> [Record set]
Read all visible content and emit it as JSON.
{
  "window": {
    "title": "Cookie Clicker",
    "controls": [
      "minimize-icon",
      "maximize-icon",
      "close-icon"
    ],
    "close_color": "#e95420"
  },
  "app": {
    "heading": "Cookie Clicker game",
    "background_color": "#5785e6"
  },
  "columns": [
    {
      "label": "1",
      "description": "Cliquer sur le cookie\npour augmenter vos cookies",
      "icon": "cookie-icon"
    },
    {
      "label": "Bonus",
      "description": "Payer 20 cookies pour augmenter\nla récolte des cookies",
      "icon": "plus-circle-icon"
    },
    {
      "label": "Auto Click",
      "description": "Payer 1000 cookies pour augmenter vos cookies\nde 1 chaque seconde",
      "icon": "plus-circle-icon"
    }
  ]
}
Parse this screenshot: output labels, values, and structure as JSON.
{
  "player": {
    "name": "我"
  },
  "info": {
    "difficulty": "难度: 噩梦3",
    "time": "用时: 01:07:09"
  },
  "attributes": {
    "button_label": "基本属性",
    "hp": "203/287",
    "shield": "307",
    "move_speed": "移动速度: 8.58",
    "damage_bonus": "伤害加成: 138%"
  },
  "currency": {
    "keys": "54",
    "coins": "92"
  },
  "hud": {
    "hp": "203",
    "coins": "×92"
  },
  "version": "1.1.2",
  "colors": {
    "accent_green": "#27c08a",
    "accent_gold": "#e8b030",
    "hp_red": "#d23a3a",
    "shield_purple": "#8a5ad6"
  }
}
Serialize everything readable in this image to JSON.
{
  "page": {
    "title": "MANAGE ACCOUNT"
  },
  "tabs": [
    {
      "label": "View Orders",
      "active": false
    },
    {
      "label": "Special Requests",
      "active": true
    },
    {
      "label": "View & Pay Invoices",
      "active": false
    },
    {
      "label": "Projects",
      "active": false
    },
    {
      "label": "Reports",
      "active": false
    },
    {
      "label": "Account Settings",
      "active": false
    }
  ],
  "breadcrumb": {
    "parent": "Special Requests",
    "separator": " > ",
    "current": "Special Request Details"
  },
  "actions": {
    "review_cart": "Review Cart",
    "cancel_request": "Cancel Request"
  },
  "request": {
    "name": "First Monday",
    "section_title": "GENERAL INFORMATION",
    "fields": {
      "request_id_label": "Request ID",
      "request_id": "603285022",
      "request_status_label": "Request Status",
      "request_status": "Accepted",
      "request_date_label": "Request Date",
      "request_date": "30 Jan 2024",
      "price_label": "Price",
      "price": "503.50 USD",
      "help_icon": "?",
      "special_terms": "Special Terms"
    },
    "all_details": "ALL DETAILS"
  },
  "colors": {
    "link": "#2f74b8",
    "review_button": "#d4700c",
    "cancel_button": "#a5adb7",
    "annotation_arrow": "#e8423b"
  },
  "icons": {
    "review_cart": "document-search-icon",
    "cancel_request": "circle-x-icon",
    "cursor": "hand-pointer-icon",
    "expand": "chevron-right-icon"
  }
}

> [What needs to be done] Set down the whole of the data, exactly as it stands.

> [Solution to the problem]
Read all visible content and emit it as JSON.
{
  "window": {
    "title": "Cookie Clicker",
    "controls": [
      "minimize-icon",
      "maximize-icon",
      "close-icon"
    ],
    "close_color": "#e95420"
  },
  "app": {
    "heading": "Cookie Clicker game",
    "background_color": "#5785e6"
  },
  "columns": [
    {
      "label": "1",
      "description": "Cliquer sur le cookie\npour augmenter vos cookies",
      "icon": "cookie-icon"
    },
    {
      "label": "Bonus",
      "description": "Payer 20 cookies pour augmenter\nla récolte des cookies",
      "icon": "plus-circle-icon"
    },
    {
      "label": "Auto Click",
      "description": "Payer 1000 cookies pour augmenter vos cookies\nde 1 chaque seconde",
      "icon": "plus-circle-icon"
    }
  ]
}
Parse this screenshot: output labels, values, and structure as JSON.
{
  "player": {
    "name": "我"
  },
  "info": {
    "difficulty": "难度: 噩梦3",
    "time": "用时: 01:07:09"
  },
  "attributes": {
    "button_label": "基本属性",
    "hp": "203/287",
    "shield": "307",
    "move_speed": "移动速度: 8.58",
    "damage_bonus": "伤害加成: 138%"
  },
  "currency": {
    "keys": "54",
    "coins": "92"
  },
  "hud": {
    "hp": "203",
    "coins": "×92"
  },
  "version": "1.1.2",
  "colors": {
    "accent_green": "#27c08a",
    "accent_gold": "#e8b030",
    "hp_red": "#d23a3a",
    "shield_purple": "#8a5ad6"
  }
}
Serialize everything readable in this image to JSON.
{
  "page": {
    "title": "MANAGE ACCOUNT"
  },
  "tabs": [
    {
      "label": "View Orders",
      "active": false
    },
    {
      "label": "Special Requests",
      "active": true
    },
    {
      "label": "View & Pay Invoices",
      "active": false
    },
    {
      "label": "Projects",
      "active": false
    },
    {
      "label": "Reports",
      "active": false
    },
    {
      "label": "Account Settings",
      "active": false
    }
  ],
  "breadcrumb": {
    "parent": "Special Requests",
    "separator": " > ",
    "current": "Special Request Details"
  },
  "actions": {
    "review_cart": "Review Cart",
    "cancel_request": "Cancel Request"
  },
  "request": {
    "name": "First Monday",
    "section_title": "GENERAL INFORMATION",
    "fields": {
      "request_id_label": "Request ID",
      "request_id": "603285022",
      "request_status_label": "Request Status",
      "request_status": "Accepted",
      "request_date_label": "Request Date",
      "request_date": "30 Jan 2024",
      "price_label": "Price",
      "price": "503.50 USD",
      "help_icon": "?",
      "special_terms": "Special Terms"
    },
    "all_details": "ALL DETAILS"
  },
  "colors": {
    "link": "#2f74b8",
    "review_button": "#d4700c",
    "cancel_button": "#a5adb7",
    "annotation_arrow": "#e8423b"
  },
  "icons": {
    "review_cart": "document-search-icon",
    "cancel_request": "circle-x-icon",
    "cursor": "hand-pointer-icon",
    "expand": "chevron-right-icon"
  }
}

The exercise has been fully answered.